== Directions ==
Which lines in the data contain the word "Shape"? Please copy each of them.

**********

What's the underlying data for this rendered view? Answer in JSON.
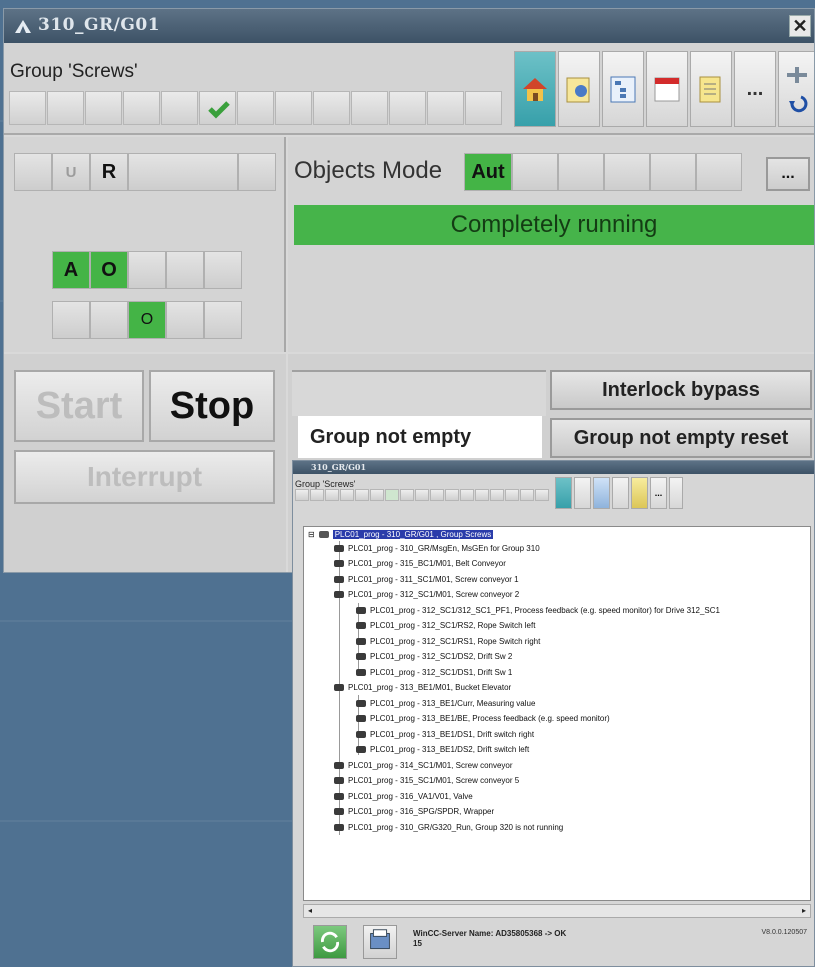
{
  "window": {
    "title": "310_GR/G01",
    "close_label": "✕",
    "group_name": "Group 'Screws'",
    "more_label": "..."
  },
  "icons": {
    "home": "home-icon",
    "trend": "trend-icon",
    "tree": "tree-icon",
    "calendar": "calendar-icon",
    "notes": "notes-icon",
    "more": "more-icon",
    "back": "back-icon"
  },
  "status_row": {
    "u": "U",
    "r": "R"
  },
  "ao_row": {
    "a": "A",
    "o": "O"
  },
  "o_row": {
    "o": "O"
  },
  "objects_mode": {
    "label": "Objects Mode",
    "mode": "Aut",
    "more_label": "...",
    "state": "Completely running"
  },
  "buttons": {
    "start": "Start",
    "stop": "Stop",
    "interrupt": "Interrupt",
    "interlock_bypass": "Interlock bypass",
    "group_not_empty": "Group not empty",
    "group_not_empty_reset": "Group not empty reset"
  },
  "tree_window": {
    "title": "310_GR/G01",
    "group_name": "Group 'Screws'",
    "root": "PLC01_prog - 310_GR/G01 , Group Screws",
    "items": [
      {
        "text": "PLC01_prog - 310_GR/MsgEn,  MsGEn for Group 310",
        "level": 1
      },
      {
        "text": "PLC01_prog - 315_BC1/M01,  Belt Conveyor",
        "level": 1
      },
      {
        "text": "PLC01_prog - 311_SC1/M01,  Screw conveyor 1",
        "level": 1
      },
      {
        "text": "PLC01_prog - 312_SC1/M01,  Screw conveyor 2",
        "level": 1
      },
      {
        "text": "PLC01_prog - 312_SC1/312_SC1_PF1,  Process feedback (e.g. speed monitor) for Drive 312_SC1",
        "level": 2
      },
      {
        "text": "PLC01_prog - 312_SC1/RS2,  Rope Switch left",
        "level": 2
      },
      {
        "text": "PLC01_prog - 312_SC1/RS1,  Rope Switch right",
        "level": 2
      },
      {
        "text": "PLC01_prog - 312_SC1/DS2,  Drift Sw 2",
        "level": 2
      },
      {
        "text": "PLC01_prog - 312_SC1/DS1,  Drift Sw 1",
        "level": 2
      },
      {
        "text": "PLC01_prog - 313_BE1/M01,  Bucket Elevator",
        "level": 1
      },
      {
        "text": "PLC01_prog - 313_BE1/Curr,  Measuring value",
        "level": 2
      },
      {
        "text": "PLC01_prog - 313_BE1/BE,  Process feedback (e.g. speed monitor)",
        "level": 2
      },
      {
        "text": "PLC01_prog - 313_BE1/DS1,  Drift switch right",
        "level": 2
      },
      {
        "text": "PLC01_prog - 313_BE1/DS2,  Drift switch left",
        "level": 2
      },
      {
        "text": "PLC01_prog - 314_SC1/M01,  Screw conveyor",
        "level": 1
      },
      {
        "text": "PLC01_prog - 315_SC1/M01,  Screw conveyor 5",
        "level": 1
      },
      {
        "text": "PLC01_prog - 316_VA1/V01,  Valve",
        "level": 1
      },
      {
        "text": "PLC01_prog - 316_SPG/SPDR,  Wrapper",
        "level": 1
      },
      {
        "text": "PLC01_prog - 310_GR/G320_Run,  Group 320 is not running",
        "level": 1
      }
    ],
    "server_label": "WinCC-Server Name: AD35805368  -> OK",
    "server_count": "15",
    "version": "V8.0.0.120507"
  },
  "colors": {
    "ok_green": "#46b44a",
    "title_blue": "#4a6076",
    "select_blue": "#2a3caa"
  }
}
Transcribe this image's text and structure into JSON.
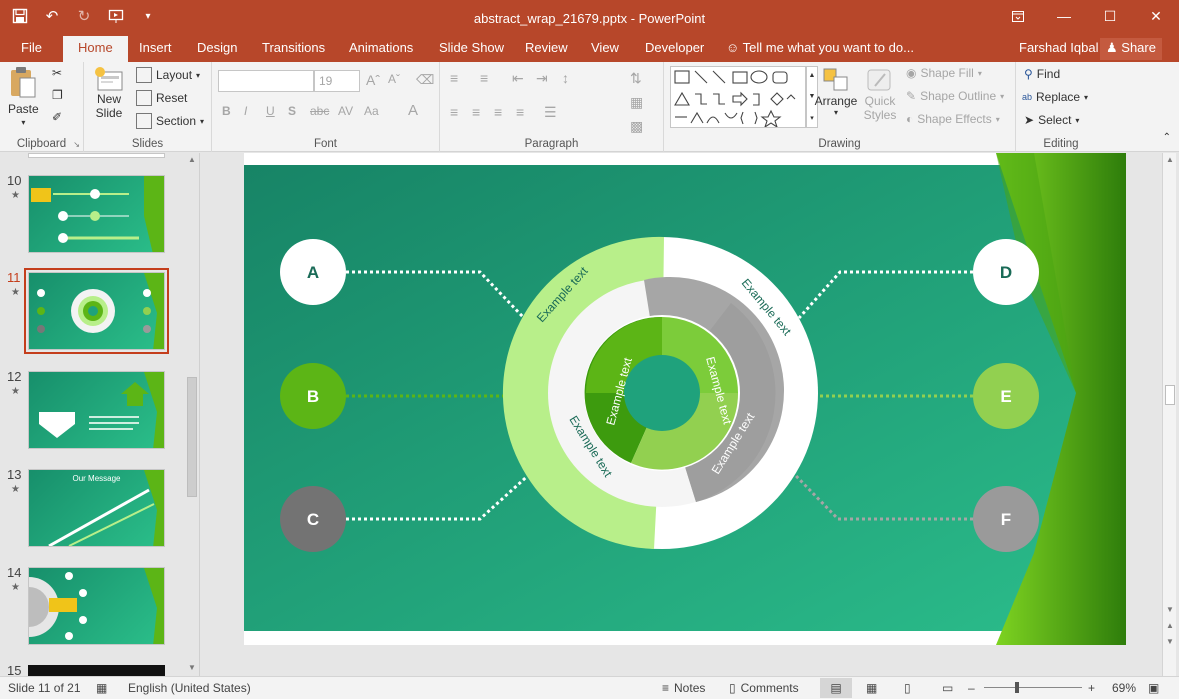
{
  "window": {
    "title": "abstract_wrap_21679.pptx - PowerPoint",
    "user": "Farshad Iqbal",
    "share_label": "Share"
  },
  "tabs": [
    {
      "label": "File"
    },
    {
      "label": "Home"
    },
    {
      "label": "Insert"
    },
    {
      "label": "Design"
    },
    {
      "label": "Transitions"
    },
    {
      "label": "Animations"
    },
    {
      "label": "Slide Show"
    },
    {
      "label": "Review"
    },
    {
      "label": "View"
    },
    {
      "label": "Developer"
    }
  ],
  "tell_me": "Tell me what you want to do...",
  "ribbon": {
    "clipboard": {
      "paste": "Paste",
      "label": "Clipboard"
    },
    "slides": {
      "new_slide_1": "New",
      "new_slide_2": "Slide",
      "layout": "Layout",
      "reset": "Reset",
      "section": "Section",
      "label": "Slides"
    },
    "font": {
      "font_size": "19",
      "label": "Font"
    },
    "paragraph": {
      "label": "Paragraph"
    },
    "drawing": {
      "arrange": "Arrange",
      "quick_styles_1": "Quick",
      "quick_styles_2": "Styles",
      "shape_fill": "Shape Fill",
      "shape_outline": "Shape Outline",
      "shape_effects": "Shape Effects",
      "label": "Drawing"
    },
    "editing": {
      "find": "Find",
      "replace": "Replace",
      "select": "Select",
      "label": "Editing"
    }
  },
  "thumbnails": [
    {
      "num": "10",
      "title": ""
    },
    {
      "num": "11",
      "title": ""
    },
    {
      "num": "12",
      "title": ""
    },
    {
      "num": "13",
      "title": "Our Message"
    },
    {
      "num": "14",
      "title": ""
    },
    {
      "num": "15",
      "title": ""
    }
  ],
  "slide": {
    "circles": [
      {
        "letter": "A",
        "color": "#ffffff",
        "text_color": "#1a6b57"
      },
      {
        "letter": "B",
        "color": "#5cb516",
        "text_color": "#ffffff"
      },
      {
        "letter": "C",
        "color": "#737373",
        "text_color": "#ffffff"
      },
      {
        "letter": "D",
        "color": "#ffffff",
        "text_color": "#1a6b57"
      },
      {
        "letter": "E",
        "color": "#92d050",
        "text_color": "#ffffff"
      },
      {
        "letter": "F",
        "color": "#9a9a9a",
        "text_color": "#ffffff"
      }
    ],
    "example_text": "Example text",
    "colors": {
      "bg_dark": "#178466",
      "bg_light": "#2bbd8b",
      "green_dark": "#3d9b0e",
      "green_light": "#b8ef8a",
      "gray": "#a6a6a6"
    }
  },
  "status": {
    "slide_info": "Slide 11 of 21",
    "language": "English (United States)",
    "notes": "Notes",
    "comments": "Comments",
    "zoom": "69%"
  }
}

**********

== The completed task ==
      "shape_fill": "Shape Fill",
      "shape_outline": "Shape Outline",
      "shape_effects": "Shape Effects",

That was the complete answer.